**TASK ITEM:** In the material below, find each line that contains the word "content" and copy it.

**DATASET EXCERPTS:**
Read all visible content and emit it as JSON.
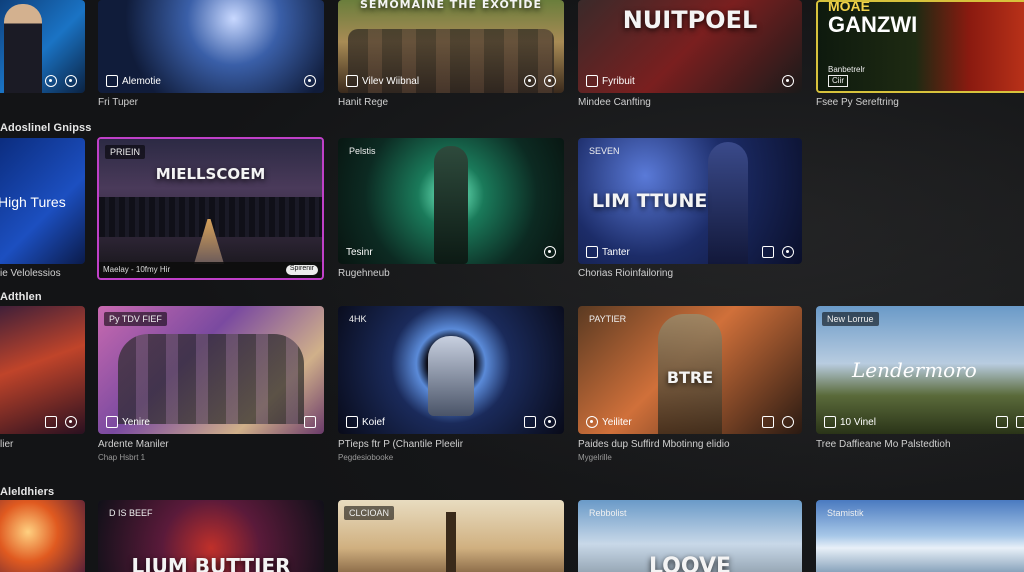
{
  "rows": [
    {
      "label": "",
      "tiles": [
        {
          "chip": "",
          "big": "",
          "bottom": "",
          "caption": ""
        },
        {
          "chip": "",
          "big": "",
          "bottom": "Alemotie",
          "caption": "Fri Tuper"
        },
        {
          "chip": "",
          "big": "SEMOMAINE THE EXOTIDE",
          "bottom": "Vilev Wiibnal",
          "caption": "Hanit Rege"
        },
        {
          "chip": "",
          "big": "NUITPOEL",
          "bottom": "Fyribuit",
          "caption": "Mindee Canfting"
        },
        {
          "chip": "",
          "big": "GANZWI",
          "top_small": "MOAE",
          "bottom": "Banbetrelr",
          "bottom2": "Ciir",
          "caption": "Fsee Py Sereftring"
        }
      ]
    },
    {
      "label": "Adoslinel Gnipss",
      "tiles": [
        {
          "chip": "",
          "big": "High Tures",
          "caption": "ie Velolessios"
        },
        {
          "chip": "PRIEIN",
          "big": "MIELLSCOEM",
          "bar_left": "Maelay - 10fmy Hir",
          "bar_tag": "Spirenir",
          "caption": ""
        },
        {
          "chip": "Pelstis",
          "big": "",
          "bottom": "Tesinr",
          "caption": "Rugehneub"
        },
        {
          "chip": "SEVEN",
          "big": "LIM TTUNE",
          "bottom": "Tanter",
          "caption": "Chorias Rioinfailoring"
        }
      ]
    },
    {
      "label": "Adthlen",
      "tiles": [
        {
          "chip": "",
          "big": "",
          "caption": "lier"
        },
        {
          "chip": "Py TDV FIEF",
          "big": "",
          "bottom": "Yenire",
          "caption": "Ardente Maniler",
          "sub": "Chap Hsbrt 1"
        },
        {
          "chip": "4HK",
          "big": "",
          "bottom": "Koief",
          "caption": "PTieps ftr P (Chantile Pleelir",
          "sub": "Pegdesiobooke"
        },
        {
          "chip": "PAYTIER",
          "big": "BTRE",
          "bottom": "Yeiliter",
          "caption": "Paides dup Suffird Mbotinng elidio",
          "sub": "Mygelrille"
        },
        {
          "chip": "New Lorrue",
          "big": "Lendermoro",
          "bottom": "10 Vinel",
          "caption": "Tree Daffieane Mo Palstedtioh"
        }
      ]
    },
    {
      "label": "Aleldhiers",
      "tiles": [
        {
          "chip": "",
          "big": ""
        },
        {
          "chip": "D IS BEEF",
          "big": "LIUM BUTTIER"
        },
        {
          "chip": "CLCIOAN",
          "big": ""
        },
        {
          "chip": "Rebbolist",
          "big": "LOOVE"
        },
        {
          "chip": "Stamistik",
          "big": ""
        }
      ]
    }
  ]
}
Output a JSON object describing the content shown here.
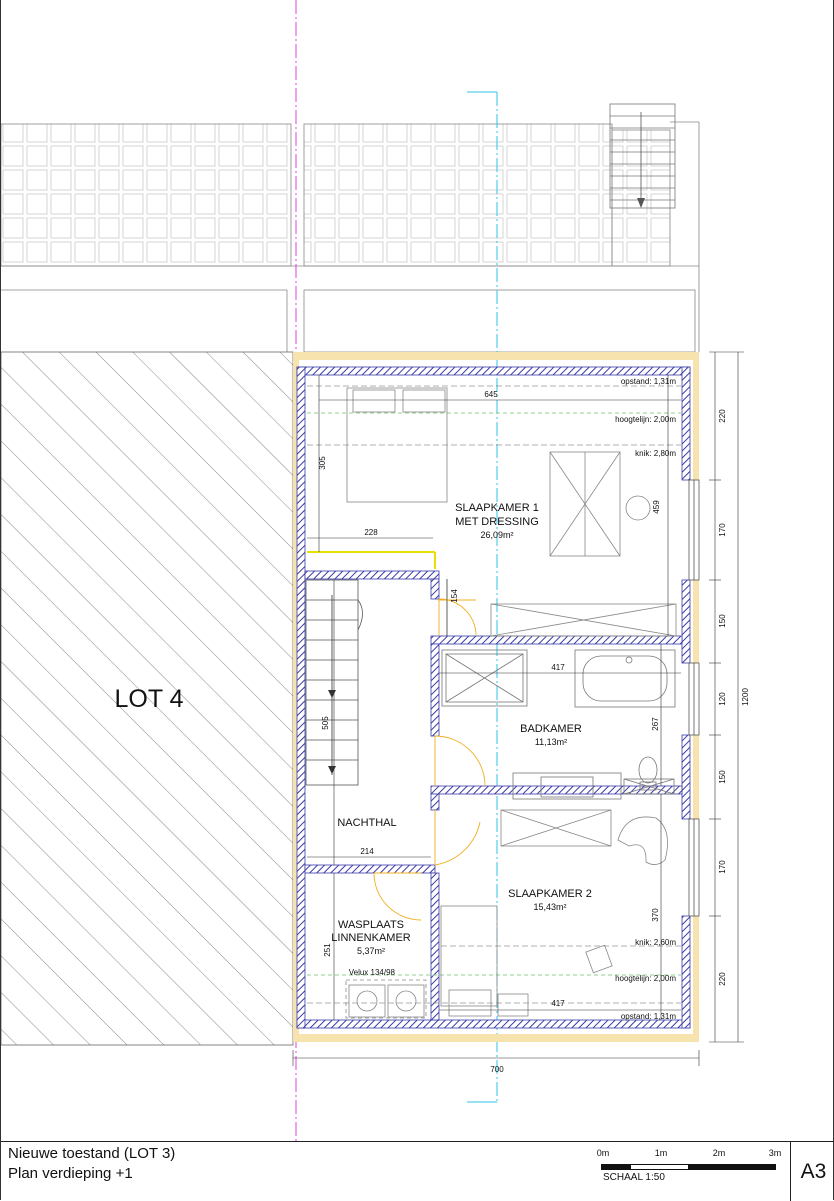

**FINISHED TASK:**
Read all visible content and emit it as JSON.
Output a JSON object describing the content shown here.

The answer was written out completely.